Laura Wurth — a Response to Generative AI

Hi again!


Today we introduce a new format in this newsletter, collaborations!


In irregular intervals, I will ask friends or colleagues to react to my newsletter and to add their opinion to mine. With this, we will create a platform for discussion, on which you, dear reader, are of course also invited to participate. This week, writer and thinker Laura Wurth responds to my newsletter about generative AI.


So, I wanted to discuss the implication of generative AI on creative freelancers and artists. There is widespread debate about the copyright issues with generative AI, currently focusing on the topics of the right to opt-in or opt-out.

To understand the underlying issue: currently, the systems are fed with huge amounts of data acquired from the internet which are also often tagged and categorized by famous artists’ styles. This results in the ability of the trained AI to mimic a certain style of an artist easily and to generate new images within seconds.

Now, a lot of artists rightfully say, that they would like to have a say in having their images used and tagged for training such tools (opt-in argumentation) while the AI startups argue that this would be hard to handle, hence artists should have an opt-out option for removing their associated names and data sets from their systems.


While listening to many various discussions (if you are interested in the topic: the podcast HARD FORK is a great source for ongoing analysis and discussion) I started wondering though, if the implications of this new technology are maybe a little underestimated.

There are already huge waves of cheap labor showing up on the creatives market – you can acquire custom, hand-made graphic designs, and logos, but also artworks and imitations.

Generative AI will put this market even more under pressure by fully replacing graphic designers and a lot of illustration artists.
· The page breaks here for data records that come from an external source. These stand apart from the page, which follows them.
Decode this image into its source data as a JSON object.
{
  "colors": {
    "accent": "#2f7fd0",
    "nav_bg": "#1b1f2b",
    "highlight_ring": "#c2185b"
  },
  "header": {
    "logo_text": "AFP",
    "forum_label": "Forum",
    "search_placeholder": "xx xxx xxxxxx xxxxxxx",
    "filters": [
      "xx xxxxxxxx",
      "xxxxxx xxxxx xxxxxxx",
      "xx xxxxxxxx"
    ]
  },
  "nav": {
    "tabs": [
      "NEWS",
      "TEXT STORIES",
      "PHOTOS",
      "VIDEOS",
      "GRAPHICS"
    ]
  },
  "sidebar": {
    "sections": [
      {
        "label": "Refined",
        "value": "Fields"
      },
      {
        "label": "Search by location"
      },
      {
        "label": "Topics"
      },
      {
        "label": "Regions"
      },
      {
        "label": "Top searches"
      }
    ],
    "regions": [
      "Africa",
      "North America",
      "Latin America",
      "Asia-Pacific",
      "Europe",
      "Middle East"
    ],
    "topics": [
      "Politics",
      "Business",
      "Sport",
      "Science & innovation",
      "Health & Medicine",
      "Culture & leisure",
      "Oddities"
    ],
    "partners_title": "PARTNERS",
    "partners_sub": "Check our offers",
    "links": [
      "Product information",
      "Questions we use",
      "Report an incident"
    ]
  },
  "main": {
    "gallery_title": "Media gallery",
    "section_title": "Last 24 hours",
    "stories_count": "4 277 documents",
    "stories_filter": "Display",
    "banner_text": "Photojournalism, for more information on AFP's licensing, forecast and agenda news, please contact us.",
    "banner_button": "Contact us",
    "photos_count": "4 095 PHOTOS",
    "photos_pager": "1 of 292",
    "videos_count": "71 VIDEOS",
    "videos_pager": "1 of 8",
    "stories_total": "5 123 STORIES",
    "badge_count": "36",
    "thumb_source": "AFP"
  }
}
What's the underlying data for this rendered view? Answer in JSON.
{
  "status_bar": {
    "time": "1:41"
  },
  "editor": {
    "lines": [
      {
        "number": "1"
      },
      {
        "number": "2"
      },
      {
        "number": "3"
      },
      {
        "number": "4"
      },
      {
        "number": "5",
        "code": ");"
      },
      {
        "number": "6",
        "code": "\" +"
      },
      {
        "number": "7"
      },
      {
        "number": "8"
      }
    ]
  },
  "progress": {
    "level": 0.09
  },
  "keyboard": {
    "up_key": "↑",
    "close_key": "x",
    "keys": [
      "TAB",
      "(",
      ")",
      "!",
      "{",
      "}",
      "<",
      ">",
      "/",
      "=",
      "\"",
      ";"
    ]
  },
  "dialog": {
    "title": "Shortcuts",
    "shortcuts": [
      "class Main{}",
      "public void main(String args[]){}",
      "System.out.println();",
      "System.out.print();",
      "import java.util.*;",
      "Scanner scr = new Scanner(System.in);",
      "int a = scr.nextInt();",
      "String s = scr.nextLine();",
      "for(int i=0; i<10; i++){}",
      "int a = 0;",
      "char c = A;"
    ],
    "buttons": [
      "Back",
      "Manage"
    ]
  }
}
So, are we repeating the unimaginable step of replacing our white-collar “cool” jobs with the next wave of automation?


Even if the artists and creative community have a voice strong enough to protect their material, will it be again applied only to the privileged (the ones whose style is recognizable and to be easily removed from a large dataset) while a huge mass of small artists and designers will be swept away from generative AI to even more precarious living situations? Are the creative industries going to be following the path of the textile industry?

Here is Laura Wurths’ reaction:


What you don't know always seems scary at first.

The new, and especially the technical, has often been demonized. With progress, things would lose value, no one would talk to each other anymore because everyone would stare at their cell phones, art and literature would lose their value because they would no longer have to be produced by humans.


But perhaps it is precisely in Generative AI that a huge opportunity lies.

Namely, an aspect that has somehow been missed in digitization so far. If it were politically regulated that there would be a UBI, then it wouldn't be so bad if the person who now sits at the checkout in the supermarket were replaced by a computer. She could do nicer things with her life. Taking care of her children, silk painting, sports, golf. If we paid jobs fairly and valued machines and what they can do more on how they could make our lives better, then no one would look at Chat GPT with a queasy feeling, but rather with a kind of technophoria.


Digitization and everything related to it could become the greatest project for improving everyone's lives.

The eight-hour day that we still live today and according to which our present is structured, could be overcome with the help of technology.

But not to slide down into the next more precarious work situation, but to let technology do the work for us.


The machines would then do what we don't want to do. The annoying stuff, the little things, the sitting at the cash register, the butchering, the little ups of graphics. But you wouldn't have to be in existential fear about that, you'd be covered by the UBI.
People could then turn to the things that are important to them. And if you ask, for most people those are things like: spending more time with the people they love. Their friends, their children, their families.


If generative AI were politically regulated in that way, then there would be nothing to worry about. So, as with most things that are supposed to create progress, it's about making sure that their profits don't end up in the hands of capitalistically motivated corporations, but in the hands of the general public, where they can generate a better life for everyone.

So, the question is not how to protect ourselves and our intellectual property from generative AI, but how to free the capabilities of AI from the hands of capitalism and put them into the hands of those whose lives they could improve.